## Brief
Each line with the string "true" is to be copied from the records below.

## Dataset rows for apps and sites
=-=-=
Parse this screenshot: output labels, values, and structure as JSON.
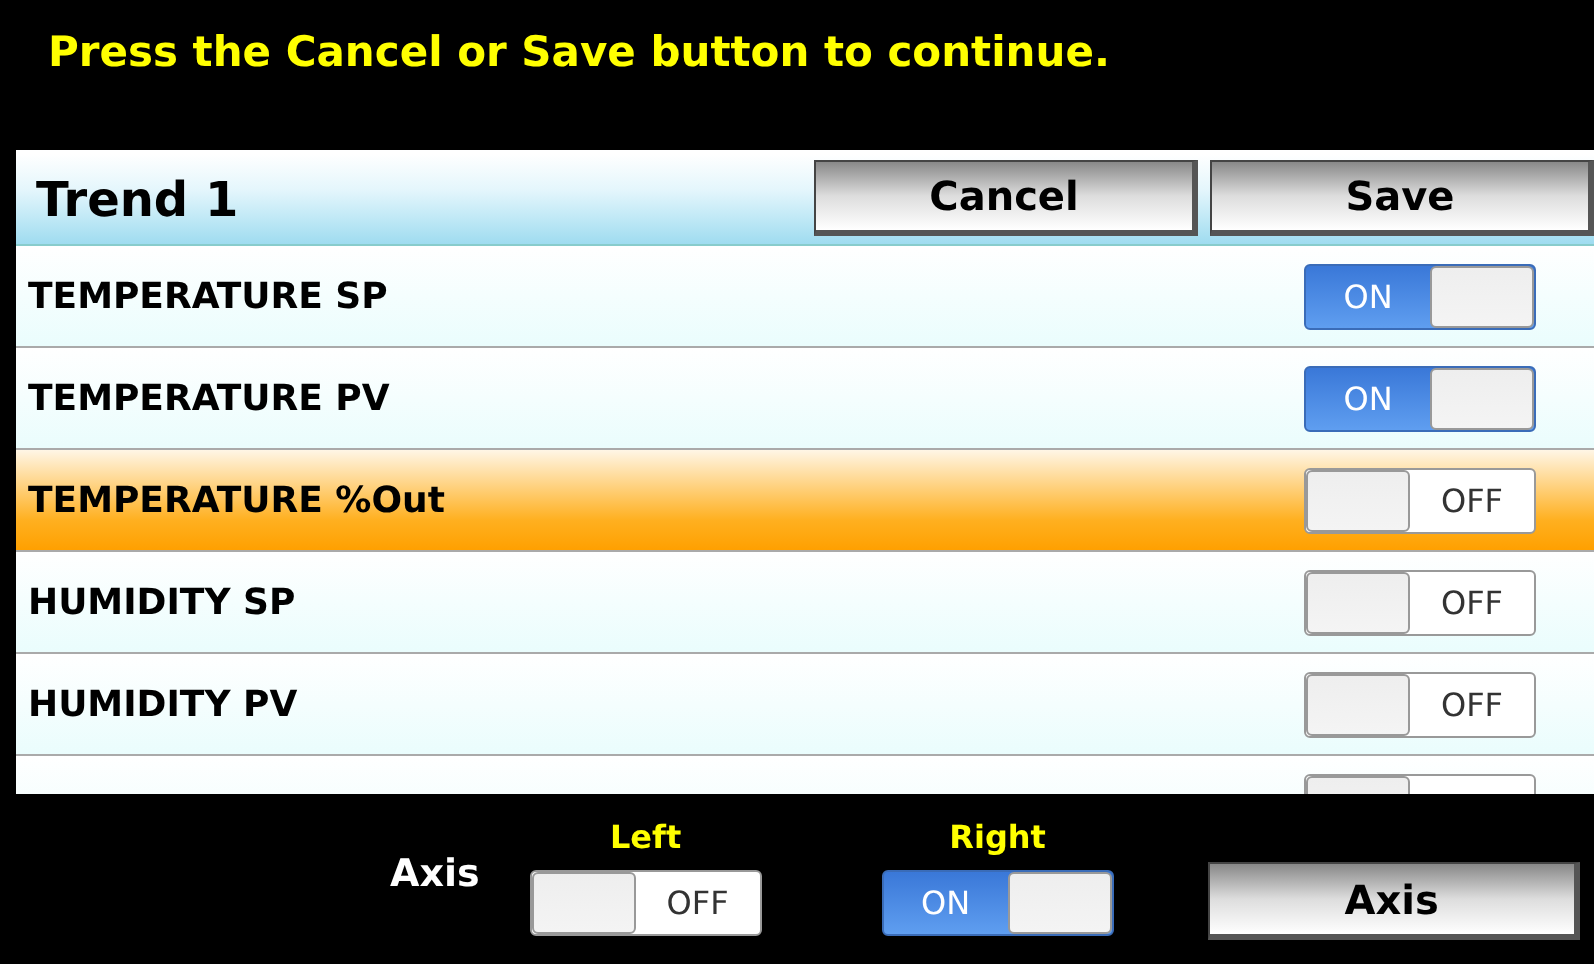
{
  "message": "Press the Cancel or Save button to continue.",
  "header": {
    "title": "Trend 1",
    "buttons": [
      "Cancel",
      "Save"
    ]
  },
  "rows": [
    {
      "label": "TEMPERATURE SP",
      "selected": false,
      "on": true,
      "state_text": "ON"
    },
    {
      "label": "TEMPERATURE PV",
      "selected": false,
      "on": true,
      "state_text": "ON"
    },
    {
      "label": "TEMPERATURE %Out",
      "selected": true,
      "on": false,
      "state_text": "OFF"
    },
    {
      "label": "HUMIDITY SP",
      "selected": false,
      "on": false,
      "state_text": "OFF"
    },
    {
      "label": "HUMIDITY PV",
      "selected": false,
      "on": false,
      "state_text": "OFF"
    },
    {
      "selected": false,
      "on": false
    }
  ],
  "footer": {
    "axis_label": "Axis",
    "switches": [
      {
        "label": "Left",
        "on": false,
        "state_text": "OFF"
      },
      {
        "label": "Right",
        "on": true,
        "state_text": "ON"
      }
    ],
    "button": "Axis"
  }
}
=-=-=
## Solution for this task
      "on": true,
      "on": true,
      "selected": true,
        "on": true,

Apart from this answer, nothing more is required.